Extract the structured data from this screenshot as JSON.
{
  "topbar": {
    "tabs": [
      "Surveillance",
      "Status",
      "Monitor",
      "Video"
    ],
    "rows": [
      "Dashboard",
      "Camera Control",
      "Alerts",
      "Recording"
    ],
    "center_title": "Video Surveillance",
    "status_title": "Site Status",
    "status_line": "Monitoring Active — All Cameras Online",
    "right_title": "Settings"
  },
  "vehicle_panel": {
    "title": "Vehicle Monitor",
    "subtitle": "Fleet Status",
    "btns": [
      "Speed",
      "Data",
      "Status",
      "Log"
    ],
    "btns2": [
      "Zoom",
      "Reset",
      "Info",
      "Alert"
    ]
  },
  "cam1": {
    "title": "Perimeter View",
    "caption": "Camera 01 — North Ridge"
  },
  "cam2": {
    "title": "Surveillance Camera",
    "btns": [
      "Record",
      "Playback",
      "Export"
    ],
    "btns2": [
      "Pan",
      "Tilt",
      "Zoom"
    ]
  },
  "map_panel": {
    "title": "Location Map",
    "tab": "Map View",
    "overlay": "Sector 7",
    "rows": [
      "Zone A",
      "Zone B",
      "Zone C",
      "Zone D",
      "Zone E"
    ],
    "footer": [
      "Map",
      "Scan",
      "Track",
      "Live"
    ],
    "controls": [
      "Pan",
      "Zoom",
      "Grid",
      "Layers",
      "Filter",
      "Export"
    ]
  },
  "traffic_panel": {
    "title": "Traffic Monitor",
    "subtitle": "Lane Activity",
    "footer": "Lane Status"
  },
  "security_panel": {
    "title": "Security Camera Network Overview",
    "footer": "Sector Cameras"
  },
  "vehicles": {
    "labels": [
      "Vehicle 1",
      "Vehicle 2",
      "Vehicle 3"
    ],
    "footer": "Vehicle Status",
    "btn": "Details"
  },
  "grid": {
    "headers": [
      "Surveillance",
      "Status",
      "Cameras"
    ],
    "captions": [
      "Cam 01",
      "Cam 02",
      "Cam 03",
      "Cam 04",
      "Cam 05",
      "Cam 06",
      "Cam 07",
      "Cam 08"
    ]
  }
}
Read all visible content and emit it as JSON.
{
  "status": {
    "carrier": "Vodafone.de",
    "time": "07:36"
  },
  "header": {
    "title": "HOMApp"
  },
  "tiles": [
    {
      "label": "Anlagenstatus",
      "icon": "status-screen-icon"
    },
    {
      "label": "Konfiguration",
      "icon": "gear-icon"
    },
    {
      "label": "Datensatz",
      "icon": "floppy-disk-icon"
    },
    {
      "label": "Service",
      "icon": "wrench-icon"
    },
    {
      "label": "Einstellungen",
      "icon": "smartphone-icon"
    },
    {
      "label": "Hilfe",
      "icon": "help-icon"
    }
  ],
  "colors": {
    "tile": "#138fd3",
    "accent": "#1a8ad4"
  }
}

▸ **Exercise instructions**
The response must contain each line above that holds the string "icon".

▸ **Solution**
      "icon": "status-screen-icon"
      "icon": "gear-icon"
      "icon": "floppy-disk-icon"
      "icon": "wrench-icon"
      "icon": "smartphone-icon"
      "icon": "help-icon"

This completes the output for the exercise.